Before becoming a physician scientist, Robert Labadie, MD, Ph.D.was an engineer, and it shows in the approach he brings as the new chair of the MUSC Department of Otolaryngology – Head and Neck Surgery.
“I think one of the most exciting things about our head and neck team at MUSC Hollings Cancer Center is we are open to new and improved ways of doing things,” Labadie said. “There’s no one-size-fits-all approach. We are interested in doing it the right way to give our patients the best possible outcomes.”
Labadie joins the MUSC team after 20 years at Vanderbilt, where he held the directorship for translational research in otolaryngology. While serving in that role, he was tasked with building the Department of Otolaryngology’s research enterprise. He did so, playing a principal role in the department’s rise to a No. 2 ranking in National Institutes of Health (NIH) funding.
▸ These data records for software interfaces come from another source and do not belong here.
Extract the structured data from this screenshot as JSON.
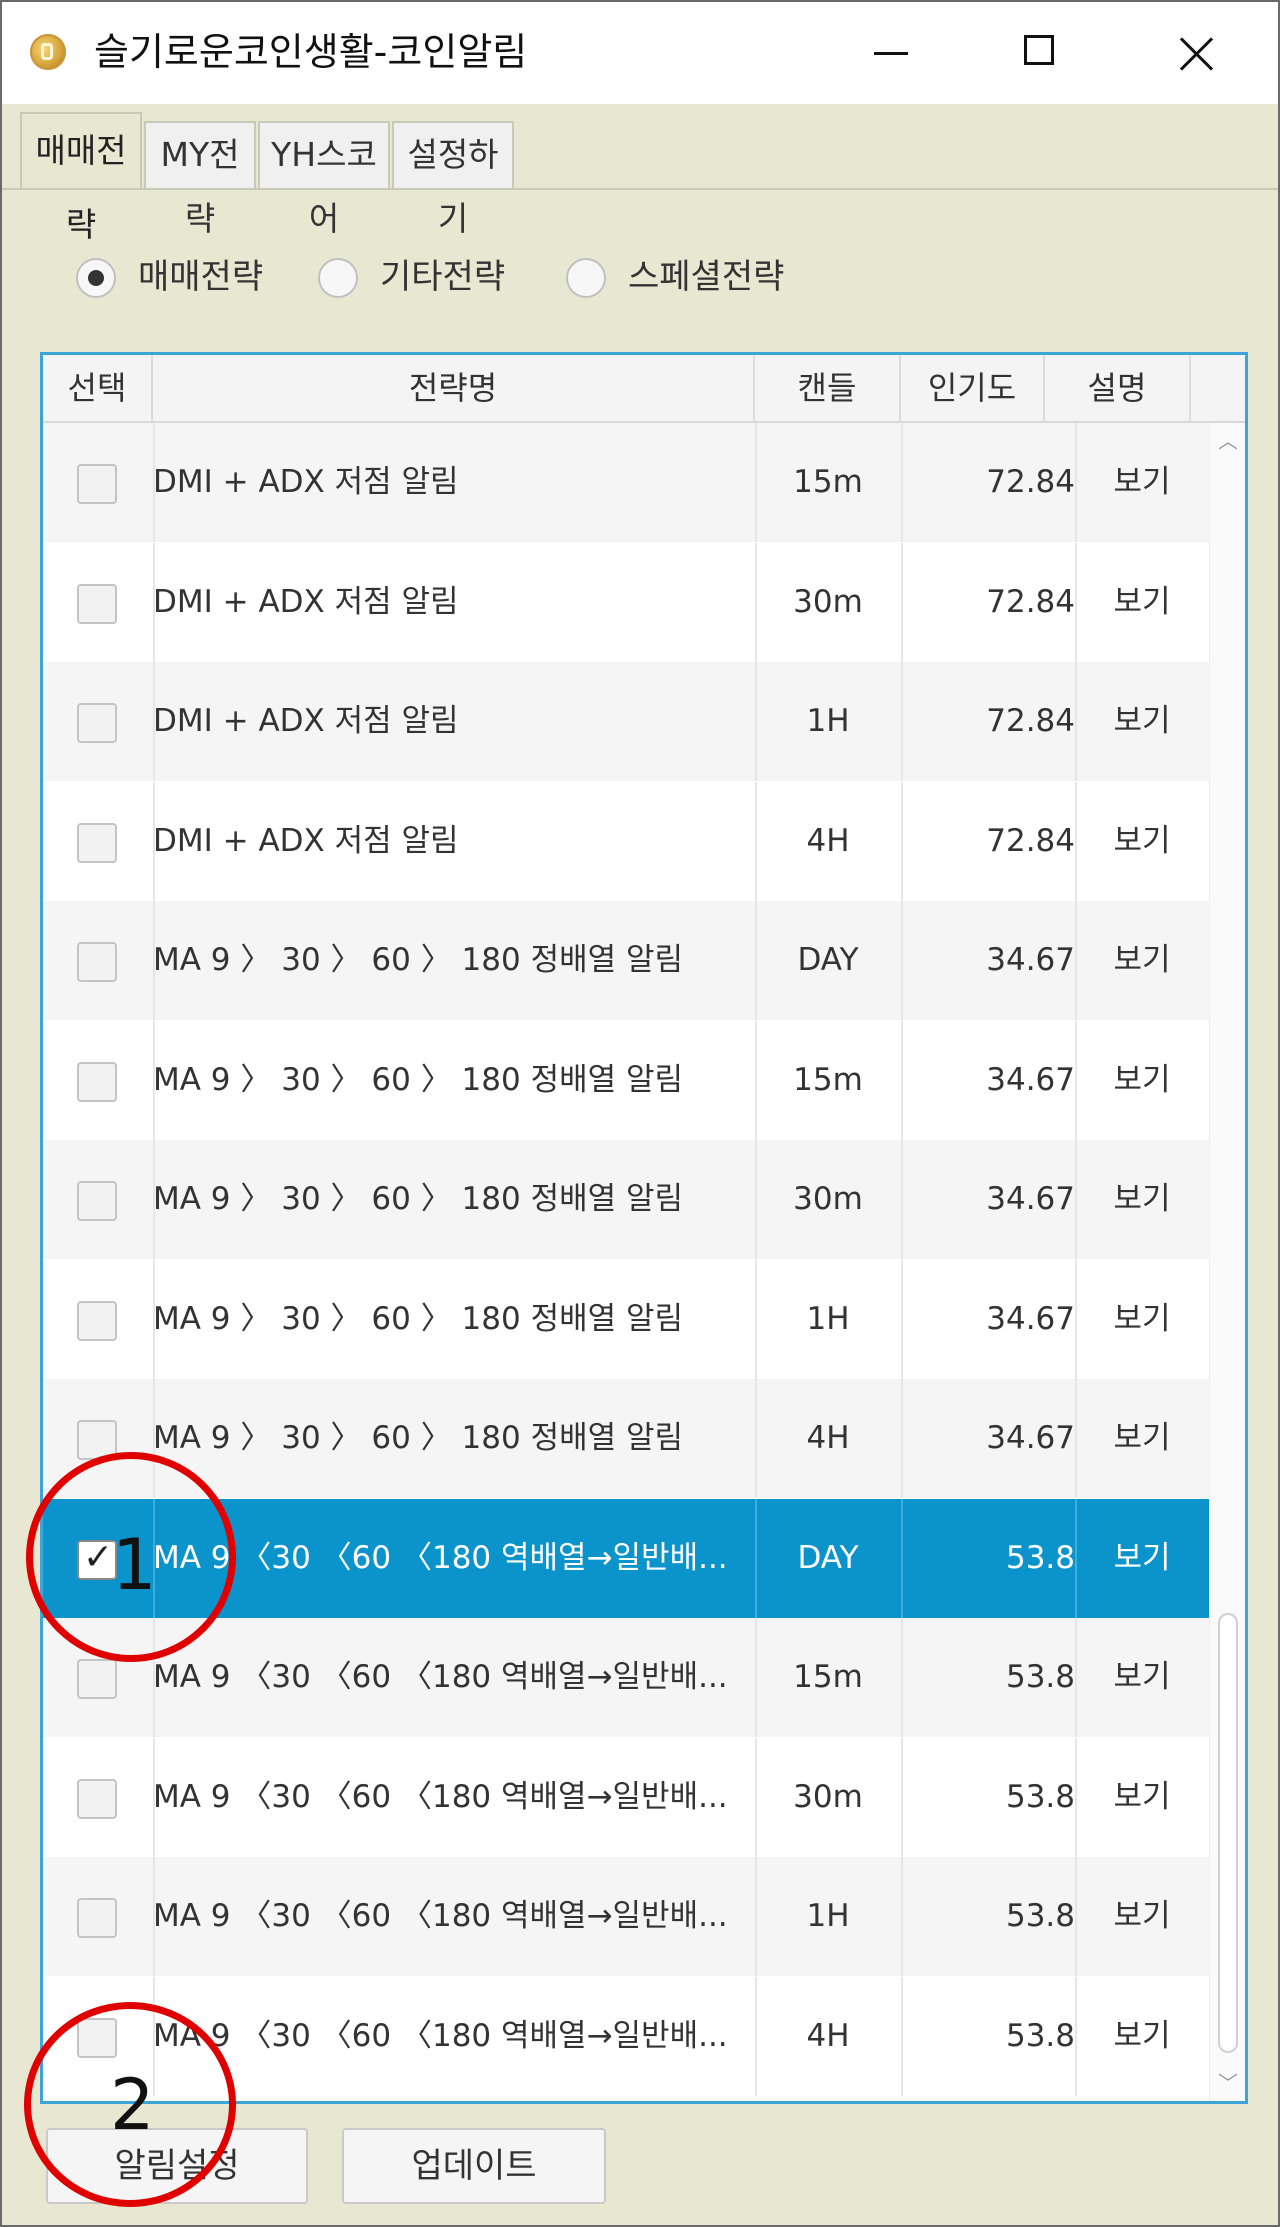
{
  "window": {
    "title": "슬기로운코인생활-코인알림",
    "controls": {
      "minimize": "minimize-icon",
      "maximize": "maximize-icon",
      "close": "close-icon"
    }
  },
  "tabs": [
    {
      "label": "매매전략",
      "active": true
    },
    {
      "label": "MY전략",
      "active": false
    },
    {
      "label": "YH스코어",
      "active": false
    },
    {
      "label": "설정하기",
      "active": false
    }
  ],
  "strategy_types": [
    {
      "label": "매매전략",
      "checked": true
    },
    {
      "label": "기타전략",
      "checked": false
    },
    {
      "label": "스페셜전략",
      "checked": false
    }
  ],
  "grid": {
    "columns": {
      "select": "선택",
      "name": "전략명",
      "candle": "캔들",
      "popularity": "인기도",
      "description": "설명"
    },
    "rows": [
      {
        "checked": false,
        "name": "DMI + ADX 저점 알림",
        "candle": "15m",
        "popularity": "72.84",
        "desc": "보기"
      },
      {
        "checked": false,
        "name": "DMI + ADX 저점 알림",
        "candle": "30m",
        "popularity": "72.84",
        "desc": "보기"
      },
      {
        "checked": false,
        "name": "DMI + ADX 저점 알림",
        "candle": "1H",
        "popularity": "72.84",
        "desc": "보기"
      },
      {
        "checked": false,
        "name": "DMI + ADX 저점 알림",
        "candle": "4H",
        "popularity": "72.84",
        "desc": "보기"
      },
      {
        "checked": false,
        "name": "MA 9 〉 30 〉 60 〉 180 정배열 알림",
        "candle": "DAY",
        "popularity": "34.67",
        "desc": "보기"
      },
      {
        "checked": false,
        "name": "MA 9 〉 30 〉 60 〉 180 정배열 알림",
        "candle": "15m",
        "popularity": "34.67",
        "desc": "보기"
      },
      {
        "checked": false,
        "name": "MA 9 〉 30 〉 60 〉 180 정배열 알림",
        "candle": "30m",
        "popularity": "34.67",
        "desc": "보기"
      },
      {
        "checked": false,
        "name": "MA 9 〉 30 〉 60 〉 180 정배열 알림",
        "candle": "1H",
        "popularity": "34.67",
        "desc": "보기"
      },
      {
        "checked": false,
        "name": "MA 9 〉 30 〉 60 〉 180 정배열 알림",
        "candle": "4H",
        "popularity": "34.67",
        "desc": "보기"
      },
      {
        "checked": true,
        "selected": true,
        "name": "MA 9 〈30 〈60 〈180 역배열→일반배...",
        "candle": "DAY",
        "popularity": "53.8",
        "desc": "보기"
      },
      {
        "checked": false,
        "name": "MA 9 〈30 〈60 〈180 역배열→일반배...",
        "candle": "15m",
        "popularity": "53.8",
        "desc": "보기"
      },
      {
        "checked": false,
        "name": "MA 9 〈30 〈60 〈180 역배열→일반배...",
        "candle": "30m",
        "popularity": "53.8",
        "desc": "보기"
      },
      {
        "checked": false,
        "name": "MA 9 〈30 〈60 〈180 역배열→일반배...",
        "candle": "1H",
        "popularity": "53.8",
        "desc": "보기"
      },
      {
        "checked": false,
        "name": "MA 9 〈30 〈60 〈180 역배열→일반배...",
        "candle": "4H",
        "popularity": "53.8",
        "desc": "보기"
      }
    ]
  },
  "buttons": {
    "alert_settings": "알림설정",
    "update": "업데이트"
  },
  "annotations": [
    {
      "label": "1"
    },
    {
      "label": "2"
    }
  ],
  "colors": {
    "selection": "#0a94cb",
    "grid_border": "#3ba4d8",
    "annotation": "#e00000",
    "window_bg": "#e8e8d2"
  }
}
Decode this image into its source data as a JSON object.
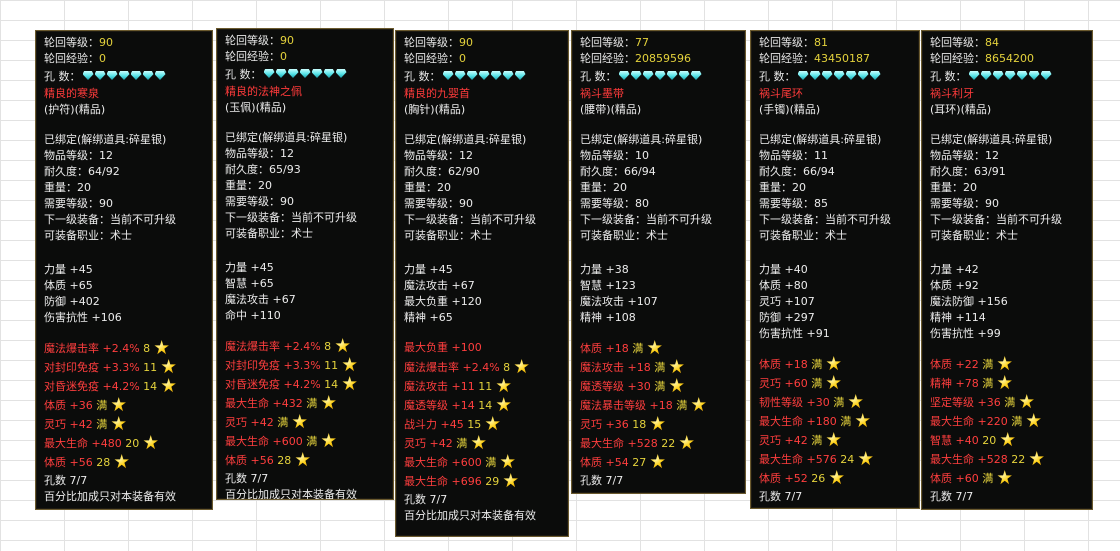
{
  "labels": {
    "lunhui_level": "轮回等级：",
    "lunhui_exp": "轮回经验：",
    "holes": "孔      数：",
    "footer": "百分比加成只对本装备有效"
  },
  "panels": [
    {
      "lunhui_level": "90",
      "lunhui_exp": "0",
      "name": "精良的寒泉",
      "type": "(护符)(精品)",
      "info": [
        "已绑定(解绑道具:碎星银)",
        "物品等级：12",
        "耐久度：64/92",
        "重量：20",
        "需要等级：90",
        "下一级装备：当前不可升级",
        "可装备职业：术士"
      ],
      "stats": [
        "力量 +45",
        "体质 +65",
        "防御 +402",
        "伤害抗性 +106"
      ],
      "affixes": [
        {
          "name": "魔法爆击率",
          "val": "+2.4%",
          "lv": "8"
        },
        {
          "name": "对封印免疫",
          "val": "+3.3%",
          "lv": "11"
        },
        {
          "name": "对昏迷免疫",
          "val": "+4.2%",
          "lv": "14"
        },
        {
          "name": "体质",
          "val": "+36",
          "lv": "满"
        },
        {
          "name": "灵巧",
          "val": "+42",
          "lv": "满"
        },
        {
          "name": "最大生命",
          "val": "+480",
          "lv": "20"
        },
        {
          "name": "体质",
          "val": "+56",
          "lv": "28"
        }
      ],
      "holes_text": "孔数 7/7",
      "footer": "百分比加成只对本装备有效"
    },
    {
      "lunhui_level": "90",
      "lunhui_exp": "0",
      "name": "精良的法神之佩",
      "type": "(玉佩)(精品)",
      "info": [
        "已绑定(解绑道具:碎星银)",
        "物品等级：12",
        "耐久度：65/93",
        "重量：20",
        "需要等级：90",
        "下一级装备：当前不可升级",
        "可装备职业：术士"
      ],
      "stats": [
        "力量 +45",
        "智慧 +65",
        "魔法攻击 +67",
        "命中 +110"
      ],
      "affixes": [
        {
          "name": "魔法爆击率",
          "val": "+2.4%",
          "lv": "8"
        },
        {
          "name": "对封印免疫",
          "val": "+3.3%",
          "lv": "11"
        },
        {
          "name": "对昏迷免疫",
          "val": "+4.2%",
          "lv": "14"
        },
        {
          "name": "最大生命",
          "val": "+432",
          "lv": "满"
        },
        {
          "name": "灵巧",
          "val": "+42",
          "lv": "满"
        },
        {
          "name": "最大生命",
          "val": "+600",
          "lv": "满"
        },
        {
          "name": "体质",
          "val": "+56",
          "lv": "28"
        }
      ],
      "holes_text": "孔数 7/7",
      "footer": "百分比加成只对本装备有效"
    },
    {
      "lunhui_level": "90",
      "lunhui_exp": "0",
      "name": "精良的九婴首",
      "type": "(胸针)(精品)",
      "info": [
        "已绑定(解绑道具:碎星银)",
        "物品等级：12",
        "耐久度：62/90",
        "重量：20",
        "需要等级：90",
        "下一级装备：当前不可升级",
        "可装备职业：术士"
      ],
      "stats": [
        "力量 +45",
        "魔法攻击 +67",
        "最大负重 +120",
        "精神 +65"
      ],
      "affixes": [
        {
          "name": "最大负重",
          "val": "+100",
          "lv": ""
        },
        {
          "name": "魔法爆击率",
          "val": "+2.4%",
          "lv": "8"
        },
        {
          "name": "魔法攻击",
          "val": "+11",
          "lv": "11"
        },
        {
          "name": "魔透等级",
          "val": "+14",
          "lv": "14"
        },
        {
          "name": "战斗力",
          "val": "+45",
          "lv": "15"
        },
        {
          "name": "灵巧",
          "val": "+42",
          "lv": "满"
        },
        {
          "name": "最大生命",
          "val": "+600",
          "lv": "满"
        },
        {
          "name": "最大生命",
          "val": "+696",
          "lv": "29"
        }
      ],
      "holes_text": "孔数 7/7",
      "footer": "百分比加成只对本装备有效"
    },
    {
      "lunhui_level": "77",
      "lunhui_exp": "20859596",
      "name": "祸斗墨带",
      "type": "(腰带)(精品)",
      "info": [
        "已绑定(解绑道具:碎星银)",
        "物品等级：10",
        "耐久度：66/94",
        "重量：20",
        "需要等级：80",
        "下一级装备：当前不可升级",
        "可装备职业：术士"
      ],
      "stats": [
        "力量 +38",
        "智慧 +123",
        "魔法攻击 +107",
        "精神 +108"
      ],
      "affixes": [
        {
          "name": "体质",
          "val": "+18",
          "lv": "满"
        },
        {
          "name": "魔法攻击",
          "val": "+18",
          "lv": "满"
        },
        {
          "name": "魔透等级",
          "val": "+30",
          "lv": "满"
        },
        {
          "name": "魔法暴击等级",
          "val": "+18",
          "lv": "满"
        },
        {
          "name": "灵巧",
          "val": "+36",
          "lv": "18"
        },
        {
          "name": "最大生命",
          "val": "+528",
          "lv": "22"
        },
        {
          "name": "体质",
          "val": "+54",
          "lv": "27"
        }
      ],
      "holes_text": "孔数 7/7",
      "footer": ""
    },
    {
      "lunhui_level": "81",
      "lunhui_exp": "43450187",
      "name": "祸斗尾环",
      "type": "(手镯)(精品)",
      "info": [
        "已绑定(解绑道具:碎星银)",
        "物品等级：11",
        "耐久度：66/94",
        "重量：20",
        "需要等级：85",
        "下一级装备：当前不可升级",
        "可装备职业：术士"
      ],
      "stats": [
        "力量 +40",
        "体质 +80",
        "灵巧 +107",
        "防御 +297",
        "伤害抗性 +91"
      ],
      "affixes": [
        {
          "name": "体质",
          "val": "+18",
          "lv": "满"
        },
        {
          "name": "灵巧",
          "val": "+60",
          "lv": "满"
        },
        {
          "name": "韧性等级",
          "val": "+30",
          "lv": "满"
        },
        {
          "name": "最大生命",
          "val": "+180",
          "lv": "满"
        },
        {
          "name": "灵巧",
          "val": "+42",
          "lv": "满"
        },
        {
          "name": "最大生命",
          "val": "+576",
          "lv": "24"
        },
        {
          "name": "体质",
          "val": "+52",
          "lv": "26"
        }
      ],
      "holes_text": "孔数 7/7",
      "footer": ""
    },
    {
      "lunhui_level": "84",
      "lunhui_exp": "8654200",
      "name": "祸斗利牙",
      "type": "(耳环)(精品)",
      "info": [
        "已绑定(解绑道具:碎星银)",
        "物品等级：12",
        "耐久度：63/91",
        "重量：20",
        "需要等级：90",
        "下一级装备：当前不可升级",
        "可装备职业：术士"
      ],
      "stats": [
        "力量 +42",
        "体质 +92",
        "魔法防御 +156",
        "精神 +114",
        "伤害抗性 +99"
      ],
      "affixes": [
        {
          "name": "体质",
          "val": "+22",
          "lv": "满"
        },
        {
          "name": "精神",
          "val": "+78",
          "lv": "满"
        },
        {
          "name": "坚定等级",
          "val": "+36",
          "lv": "满"
        },
        {
          "name": "最大生命",
          "val": "+220",
          "lv": "满"
        },
        {
          "name": "智慧",
          "val": "+40",
          "lv": "20"
        },
        {
          "name": "最大生命",
          "val": "+528",
          "lv": "22"
        },
        {
          "name": "体质",
          "val": "+60",
          "lv": "满"
        }
      ],
      "holes_text": "孔数 7/7",
      "footer": ""
    }
  ]
}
Labadie said he was drawn to this new role, joining the head and neck cancer team at Hollingsbecause he knows how rare it is to find a team of highly trained specialists operating under one roof that can provide every aspect of care needed to help these patients.
Doing it the right way includes collaborating with all of the specialists needed to treat complex head and neck cancer cases successfully. A trained mechanical engineer by trade, Labadie admits he oftentimes sees things differently from other people.
“I approach things with a different perspective. The way things have been done in the past shouldn’t dictate how things can be done in the future. I look at a situation and think, ‘How can we do things better?’ I think as chair of the department, I can help others to embrace change while constantly striving to move the science forward.”
Labadie specializes in otologic surgery and has made tremendous contributions in the field using new and improved techniques for cochlear implant surgery and restoring hearing to patients. While at Vanderbilt, Labadie received NIH funding to look at new techniques for ear surgery, such as robotic surgical approaches that included temporary bone resections in head and neck cancer patients.
“This type of surgery involves the removal of cancer in the middle and external ears,” he said. “During this procedure, you remove the external ear and all of the bone behind it. Then, you reconstruct the ear and try and restore hearing.”
In his new role at Hollings, Labadie said he hopes to foster further collaboration between researchers and physicians to provide patients with access to the latest treatments. He understands the importance of working as a team to ensure the highest-quality care possible.
Labadie said Hollings offers patients what few other centers in the country can—access to every aspect of their care in a single location. That includes the MUSC Health Maxillofacial Prosthodontic Division that bridges medicine and dentistry to create prosthetic eyes, ears, nose, teeth and palates.
“I approach things with a different perspective. The way things have been done in the past shouldn’t dictate how things can be done in the future. I look at a situation and think, ‘How can we do things better?’”
— Dr Robert Labadie
“There are less than a handful of cancer centers nationally that have a dental lab integrated within the cancer clinic,” Labadie said. “That is important for patients to know because most head and neck cancer surgeries are extremely disfiguring. However, because patients have access to this lab, they can actually have temporary prosthetics ready for them before they leave the hospital after surgery.”
Offering head and neck cancer patients access to prosthetics is just one way Hollings aims to improve the quality of life for cancer patients and survivors — by making them more comfortable in social settings. And, along with other Hollings specialists, like Evan Graboyes, MDLabadie hopes to expand services and bring much-deserved national prominence to studies that examine survivorship and quality of life after treatment is complete—an area in which Graboyes is a leader.
“If you can learn something from a patient that can teach you something about how to treat future patients, that is really exciting. As the chair, I can do that and guide the department as we move forward and really dive into the survivorship aspect of care, in a way that no one else in the country has really done.”
In addition to survivorship, Labadie said he is excited to offer patients access to more head and neck cancer clinical trials Testing cutting-edge treatments that could be the next big breakthrough in cancer medicine. “As Hollings is the only National Cancer Institute-designated cancer center in South Carolina, we have the opportunity to offer these trials to our patients that other locations can’t. That offers hope and discovery and gives us the chance to change the landscape of cancer medicine.”
Labadie is excited about the advancements that have been made in head and neck cancer over the last decade and looks forward to tackling the next chapter of cancer research and care at Hollings.
“The question we have to ask ourselves is ‘Are we okay with where survival rates are today?’ People die of head and neck cancer every day. Wouldn’t it be great if we got to the point where this isn’t a terminal disease? At the end of the day, that’s what this is all about.”